Singapore growth strategy for University
Monday, 21 April 2008
The University of Adelaide has announced plans to make Singapore its second largest campus within two years, projecting a doubling of student numbers by 2010 with the help of its education partner, Ngee Ann Kongsi.
The introduction of new postgraduate programs and research collaborations with Singapore is expected to make the newly-named University of Adelaide Ngee Ann - Singapore Campus a regional centre of excellence.
The Vice-Chancellor and President of the University of Adelaide, Professor James McWha, told a gathering of about 200 alumni in Singapore on Friday night that the quality brands of both the University and Ngee Ann would help facilitate this development.
"The University values its close bonds with Singapore and we are proud to have produced so many distinguished alumni from this region who are leaders in their fields," he said.
Student numbers are projected to jump from 456 to 900 by the end of 2009, with further growth planned over the next decade. This increase will include the recruitment of students from other countries in the region, as well as from Singapore.
Postgraduate programs offered by the University in Singapore will also be expanded over the next three years, with a Master of Accounting degree and Graduate Diploma of Wealth Management among the new courses. Entrepreneurship and International Trade are also likely to be offered.
Australia is the leading destination for Singaporean Higher Education students, with 55% of the market, followed by the United States and United Kingdom with 19% and 18% respectively.
Singapore is now the University of Adelaide's third largest source of overseas students. The majority of them study in Singapore and these numbers are expected to increase substantially in the next decade.
The Pro Vice-Chancellor (International) of the University of Adelaide, Professor John Taplin, said academic staff and postgraduate students would spend extended periods of time at the Ngee Ann - Singapore Campus in future.
"Opportunities for research collaboration in strategically important areas for both Australia and Singapore will also be explored, and public lectures will be presented by University of Adelaide professors on a regular basis," Professor Taplin said.
The announcement coincides with the University of Adelaide and Ngee Ann Kongsi's 10th anniversary celebratory dinner last Friday as joint education partners in Singapore.
At the dinner Dr Tony Tan, Chairman of Singapore's National Research Foundation, launched the Singapore Adelaide Alumni Fund, which will provide financial assistance to undergraduate students who are Singapore citizens or permanent residents, and are studying full time at the University of Adelaide.

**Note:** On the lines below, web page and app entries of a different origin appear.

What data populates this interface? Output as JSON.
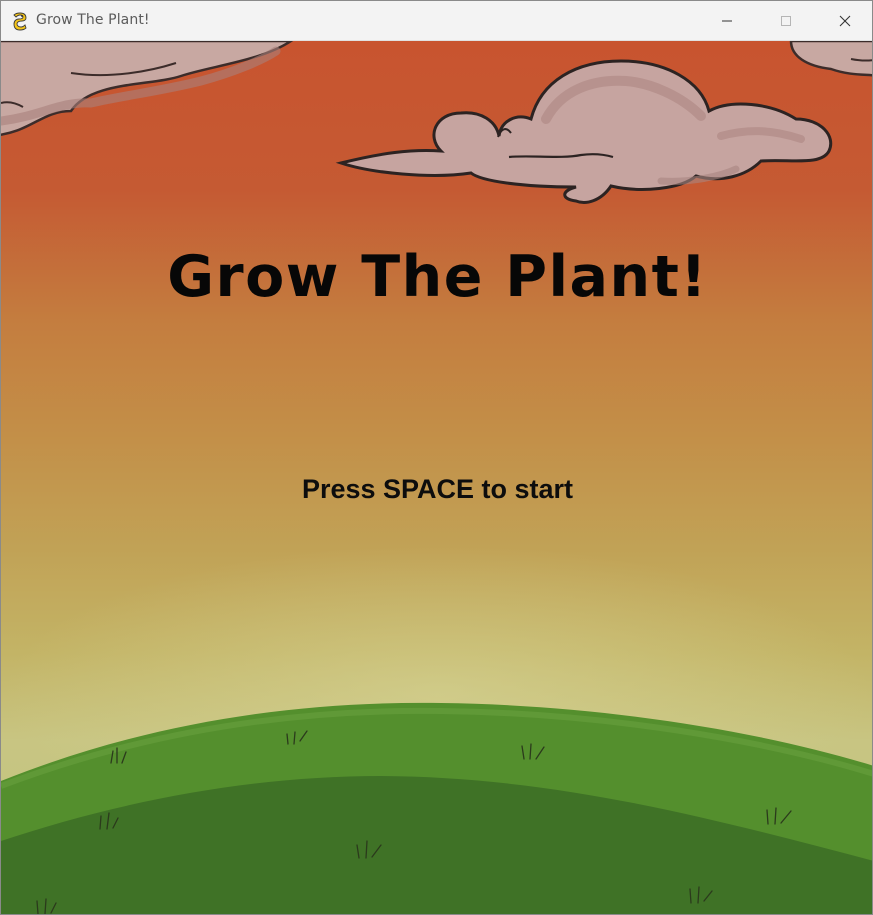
{
  "window": {
    "title": "Grow The Plant!",
    "icon": "pygame-snake-icon",
    "controls": {
      "minimize": "minimize-icon",
      "maximize": "maximize-icon",
      "close": "close-icon"
    }
  },
  "game": {
    "title": "Grow The Plant!",
    "prompt": "Press SPACE to start"
  },
  "colors": {
    "sky_top": "#c8542f",
    "sky_mid": "#c48a45",
    "sky_low": "#c6c282",
    "hill_back": "#538c2c",
    "hill_front": "#3d6f24",
    "cloud": "#c6a4a0",
    "title_text": "#070707"
  }
}
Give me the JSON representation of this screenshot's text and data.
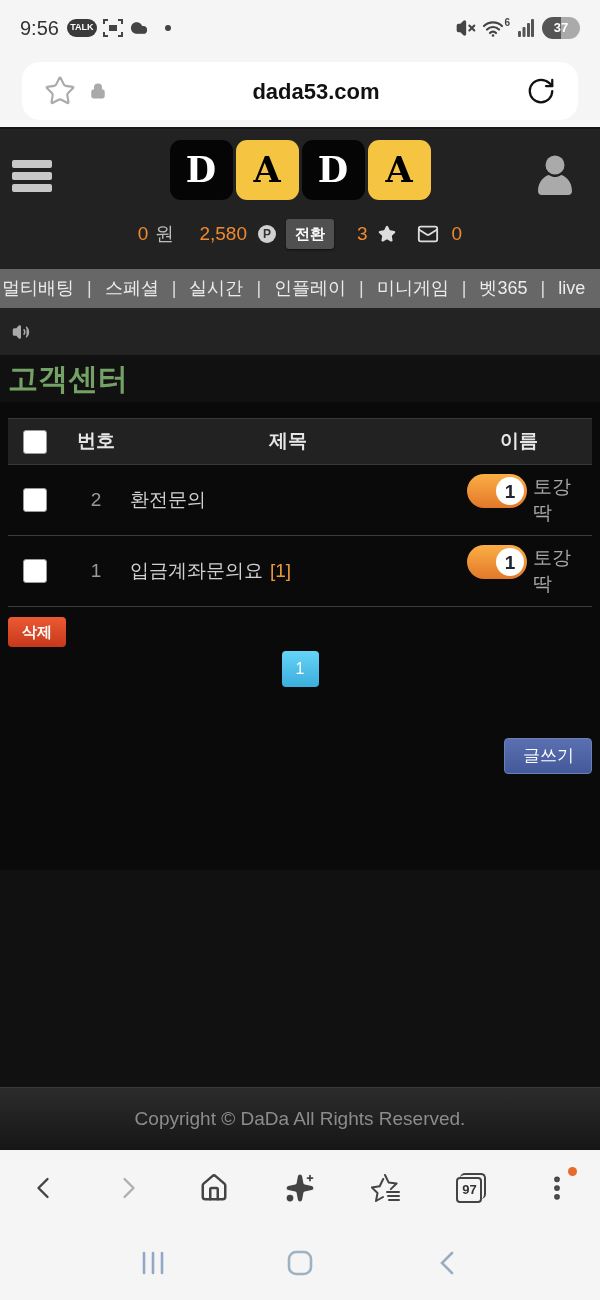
{
  "status_bar": {
    "time": "9:56",
    "talk_badge": "TALK",
    "wifi_badge": "6",
    "battery": "37"
  },
  "address_bar": {
    "url": "dada53.com"
  },
  "header": {
    "logo": [
      {
        "letter": "D",
        "color": "#050505"
      },
      {
        "letter": "A",
        "color": "#f5c440"
      },
      {
        "letter": "D",
        "color": "#050505"
      },
      {
        "letter": "A",
        "color": "#f5c440"
      }
    ],
    "balance": {
      "amount": "0",
      "unit": "원"
    },
    "points": {
      "amount": "2,580",
      "badge": "P"
    },
    "convert_button": "전환",
    "stars": "3",
    "messages": "0"
  },
  "nav": [
    {
      "kind": "link",
      "label": "멀티배팅"
    },
    {
      "kind": "separator",
      "label": "|"
    },
    {
      "kind": "link",
      "label": "스페셜"
    },
    {
      "kind": "separator",
      "label": "|"
    },
    {
      "kind": "link",
      "label": "실시간"
    },
    {
      "kind": "separator",
      "label": "|"
    },
    {
      "kind": "link",
      "label": "인플레이"
    },
    {
      "kind": "separator",
      "label": "|"
    },
    {
      "kind": "link",
      "label": "미니게임"
    },
    {
      "kind": "separator",
      "label": "|"
    },
    {
      "kind": "link",
      "label": "벳365"
    },
    {
      "kind": "separator",
      "label": "|"
    },
    {
      "kind": "link",
      "label": "live"
    }
  ],
  "page_title": "고객센터",
  "table": {
    "columns": [
      {
        "kind": "checkbox",
        "checked": false
      },
      {
        "kind": "text",
        "label": "번호"
      },
      {
        "kind": "text",
        "label": "제목"
      },
      {
        "kind": "text",
        "label": "이름"
      }
    ],
    "rows": [
      {
        "checked": false,
        "number": "2",
        "title": "환전문의",
        "level": "1",
        "author": "토강딱"
      },
      {
        "checked": false,
        "number": "1",
        "title": "입금계좌문의요",
        "comments": "[1]",
        "level": "1",
        "author": "토강딱"
      }
    ]
  },
  "delete_button": "삭제",
  "pagination": [
    {
      "label": "1",
      "selected": true
    }
  ],
  "write_button": "글쓰기",
  "footer": "Copyright © DaDa All Rights Reserved.",
  "browser_toolbar": {
    "forward_disabled": true,
    "tab_count": "97",
    "menu_notification": true
  }
}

The Ngee Ann Kongsi has generously agreed to match every dollar contributed up to SGD$250,000.
Dr Tan, a former Deputy Prime Minister of Singapore, is one of many high achieving graduates of the University of Adelaide. Other Singapore alumni include the late President of Singapore, Mr Ong Teng Cheong, High Court Judge Justice Lee Sieu Kin, Minister for Transport Mr Raymond Lim and Senior Minister of State for Trade and Industry, Mr S. Iswaran.
Established in 1874, the University of Adelaide is Australia's third oldest university and carries a five-star rating for prestige.
Currently ranked 62 in the world by the Times Higher Education, the University is associated with five Nobel Prize winners, 101 Rhodes Scholars and 103 Fulbright Scholars.